“What?” I ask, trying not to display my disappointment that he hasn’t confessed his true affection.

“Suddenly a muffin appear!” He repeats.

And I look, and I scream, “Yes!” because it is true. Coming towards us is a giant, motorized, blueberry muffin riding across the desert. And it’s NOT the drugs. It is an actual 20-foot-tall muffin art car with purple neon lights and styrofoam molding that looks like creamy vanilla icing. And we are mesmerized.

We begin searching for a quiet place to talk. We stop a guy in a bowler hat who points toward the empty desert and says, “Walk in that direction, trust me.” His girlfriend, in a fringy red flapper outfit, chases after us and gives Eduardo her water bottle. When I look back, he is giving her a hug and I overhear her say, “De nada.

We walk for a half-a-mile until we arrive at a little mushroom house that is quiet indeed. It has blankets and a little porch light and we crawl inside. We talk all night. Eduardo and I touch on a lot of things that night: our families, the past, but mostly he wants to break down the complexities of the couples staying in our camp. “Mark is so kind and beautiful, yes? But Carlo, he’s a little bit of a bitch, no?”

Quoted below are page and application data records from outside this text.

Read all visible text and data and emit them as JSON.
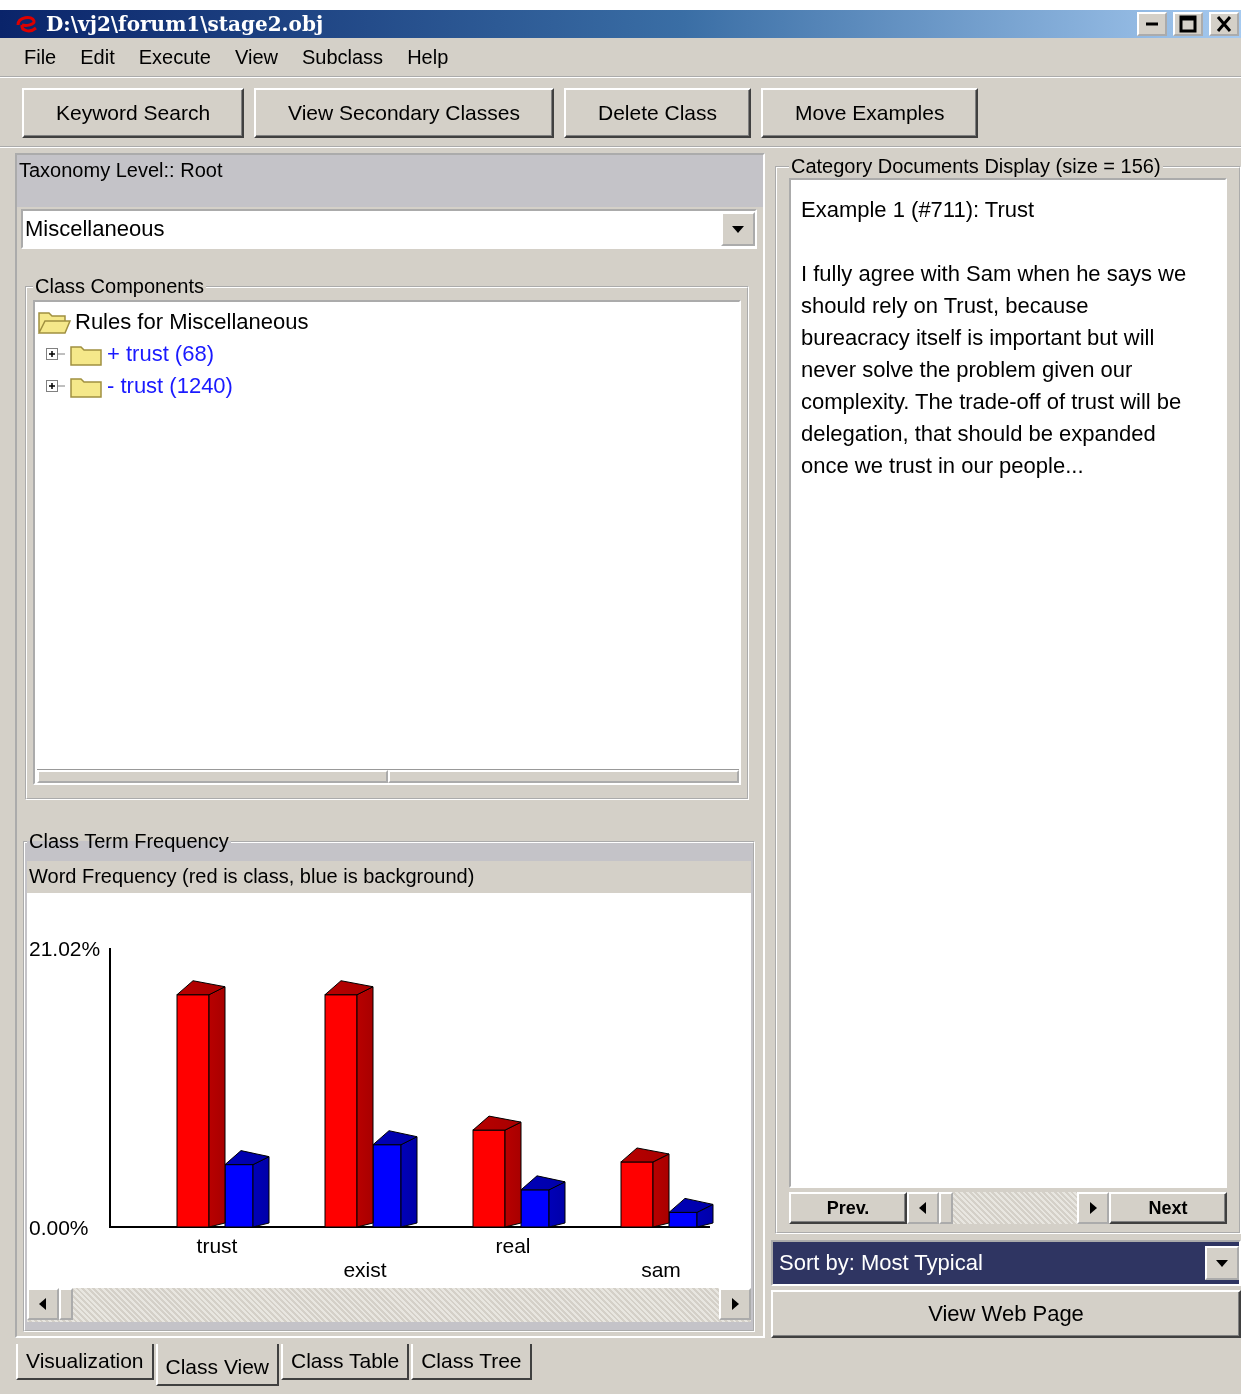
{
  "window": {
    "title": "D:\\vj2\\forum1\\stage2.obj"
  },
  "menu": [
    "File",
    "Edit",
    "Execute",
    "View",
    "Subclass",
    "Help"
  ],
  "toolbar": [
    "Keyword Search",
    "View Secondary Classes",
    "Delete Class",
    "Move Examples"
  ],
  "taxonomy": {
    "label": "Taxonomy Level:: Root",
    "class_select": "Miscellaneous"
  },
  "class_components": {
    "title": "Class Components",
    "tree": [
      {
        "label": "Rules for Miscellaneous",
        "expanded": true,
        "children": [
          {
            "label": "+ trust (68)",
            "expanded": false
          },
          {
            "label": "- trust (1240)",
            "expanded": false
          }
        ]
      }
    ]
  },
  "term_frequency": {
    "title": "Class Term Frequency",
    "chart_data": {
      "type": "bar",
      "title": "Word Frequency (red is class, blue is background)",
      "categories": [
        "trust",
        "exist",
        "real",
        "sam"
      ],
      "series": [
        {
          "color": "#ff0000",
          "values": [
            17.5,
            17.5,
            7.3,
            4.9
          ]
        },
        {
          "color": "#0000ff",
          "values": [
            4.7,
            6.2,
            2.8,
            1.1
          ]
        }
      ],
      "ylim": [
        0,
        21.02
      ],
      "yticks": [
        {
          "value": 0,
          "label": "0.00%"
        },
        {
          "value": 21.02,
          "label": "21.02%"
        }
      ]
    }
  },
  "documents": {
    "title": "Category Documents Display (size = 156)",
    "heading": "Example 1 (#711): Trust",
    "text": "I fully agree with Sam when he says we should rely on Trust, because bureacracy itself is important but will never solve the problem given our complexity. The trade-off of trust will be delegation, that should be expanded once we trust in our people...",
    "prev": "Prev.",
    "next": "Next",
    "sort": "Sort by: Most Typical",
    "view_button": "View Web Page"
  },
  "tabs": [
    {
      "label": "Visualization",
      "selected": false
    },
    {
      "label": "Class View",
      "selected": true
    },
    {
      "label": "Class Table",
      "selected": false
    },
    {
      "label": "Class Tree",
      "selected": false
    }
  ]
}
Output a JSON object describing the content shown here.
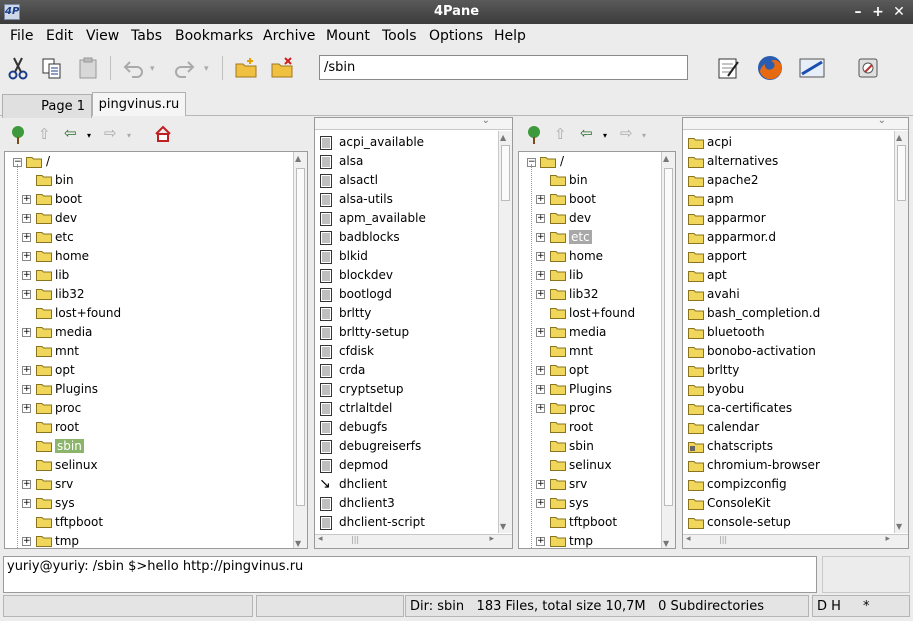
{
  "window": {
    "title": "4Pane",
    "app_icon": "4P"
  },
  "menu": [
    "File",
    "Edit",
    "View",
    "Tabs",
    "Bookmarks",
    "Archive",
    "Mount",
    "Tools",
    "Options",
    "Help"
  ],
  "toolbar": {
    "path_value": "/sbin"
  },
  "tabs": [
    {
      "label": "Page 1"
    },
    {
      "label": "pingvinus.ru"
    }
  ],
  "left_tree": {
    "root": "/",
    "items": [
      {
        "name": "bin",
        "expandable": false
      },
      {
        "name": "boot",
        "expandable": true
      },
      {
        "name": "dev",
        "expandable": true
      },
      {
        "name": "etc",
        "expandable": true
      },
      {
        "name": "home",
        "expandable": true
      },
      {
        "name": "lib",
        "expandable": true
      },
      {
        "name": "lib32",
        "expandable": true
      },
      {
        "name": "lost+found",
        "expandable": false
      },
      {
        "name": "media",
        "expandable": true
      },
      {
        "name": "mnt",
        "expandable": false
      },
      {
        "name": "opt",
        "expandable": true
      },
      {
        "name": "Plugins",
        "expandable": true
      },
      {
        "name": "proc",
        "expandable": true
      },
      {
        "name": "root",
        "expandable": false
      },
      {
        "name": "sbin",
        "expandable": false
      },
      {
        "name": "selinux",
        "expandable": false
      },
      {
        "name": "srv",
        "expandable": true
      },
      {
        "name": "sys",
        "expandable": true
      },
      {
        "name": "tftpboot",
        "expandable": false
      },
      {
        "name": "tmp",
        "expandable": true
      }
    ]
  },
  "left_files": [
    "acpi_available",
    "alsa",
    "alsactl",
    "alsa-utils",
    "apm_available",
    "badblocks",
    "blkid",
    "blockdev",
    "bootlogd",
    "brltty",
    "brltty-setup",
    "cfdisk",
    "crda",
    "cryptsetup",
    "ctrlaltdel",
    "debugfs",
    "debugreiserfs",
    "depmod",
    "dhclient",
    "dhclient3",
    "dhclient-script"
  ],
  "right_tree": {
    "root": "/",
    "items": [
      {
        "name": "bin",
        "expandable": false
      },
      {
        "name": "boot",
        "expandable": true
      },
      {
        "name": "dev",
        "expandable": true
      },
      {
        "name": "etc",
        "expandable": true
      },
      {
        "name": "home",
        "expandable": true
      },
      {
        "name": "lib",
        "expandable": true
      },
      {
        "name": "lib32",
        "expandable": true
      },
      {
        "name": "lost+found",
        "expandable": false
      },
      {
        "name": "media",
        "expandable": true
      },
      {
        "name": "mnt",
        "expandable": false
      },
      {
        "name": "opt",
        "expandable": true
      },
      {
        "name": "Plugins",
        "expandable": true
      },
      {
        "name": "proc",
        "expandable": true
      },
      {
        "name": "root",
        "expandable": false
      },
      {
        "name": "sbin",
        "expandable": false
      },
      {
        "name": "selinux",
        "expandable": false
      },
      {
        "name": "srv",
        "expandable": true
      },
      {
        "name": "sys",
        "expandable": true
      },
      {
        "name": "tftpboot",
        "expandable": false
      },
      {
        "name": "tmp",
        "expandable": true
      }
    ]
  },
  "right_files": [
    "acpi",
    "alternatives",
    "apache2",
    "apm",
    "apparmor",
    "apparmor.d",
    "apport",
    "apt",
    "avahi",
    "bash_completion.d",
    "bluetooth",
    "bonobo-activation",
    "brltty",
    "byobu",
    "ca-certificates",
    "calendar",
    "chatscripts",
    "chromium-browser",
    "compizconfig",
    "ConsoleKit",
    "console-setup"
  ],
  "terminal": {
    "line": "yuriy@yuriy: /sbin $>hello http://pingvinus.ru"
  },
  "status": {
    "dir": "Dir: sbin",
    "summary": "183 Files, total size 10,7M",
    "subdirs": "0 Subdirectories",
    "flags": "D H",
    "star": "*"
  },
  "colors": {
    "selection_green": "#8ab56a",
    "selection_gray": "#a8a8a8",
    "folder": "#f0d65a"
  }
}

Once we are back at our camp, Eduardo jokes around with a few of the guys while they struggle to pull rebar out of the ground. I’m ready to collapse from exhaustion when he drags me over to the trampoline and gets on.

“I want to learn the thing,” He says emphatically.

“You mean ‘kneesies-sitsies-upsees?’”

Si,” he says nodding, as he attempts to first fall on his knees, then jump into a sitting position, and then jump to a standing position. I watch in disbelief as this uptight man whom I’ve dragged out to the middle of the Nevada desert jumps, carefree, on a trampoline. He’s so far from home, in a place where all the cultural codes are upside-down and backwards. He’s covered in dust, his hair white, and his beautiful long eyelashes sprinkled just so. He’s jumping and jumping and jumping. Something in me settles, and I don’t feel compelled to take care of him or DO anything but watch him. For the first time in a long while there is a seamless line from the top of my sun-warmed head to the soles of my dusty feet as he whispers down at me, “Te queiro.”

Then, as if on cue, the giant muffin roars in, pulling a wake of dust in its tracks.

* * *

Joanne Solomon is a NYC-based writer and performer working with The Moth Mainstage, Houses on the Moon Theater Company and 5th Wall Studio. She is currently working on a memoir and show based on her time in the off Broadway aerial production of De la Guarda. Her Longreads essay, “When it Takes Being Thrown to Learn how to Land,” recently received a Notable Mention in The Best American Sports Writing 2018.

Editor: Sari Botton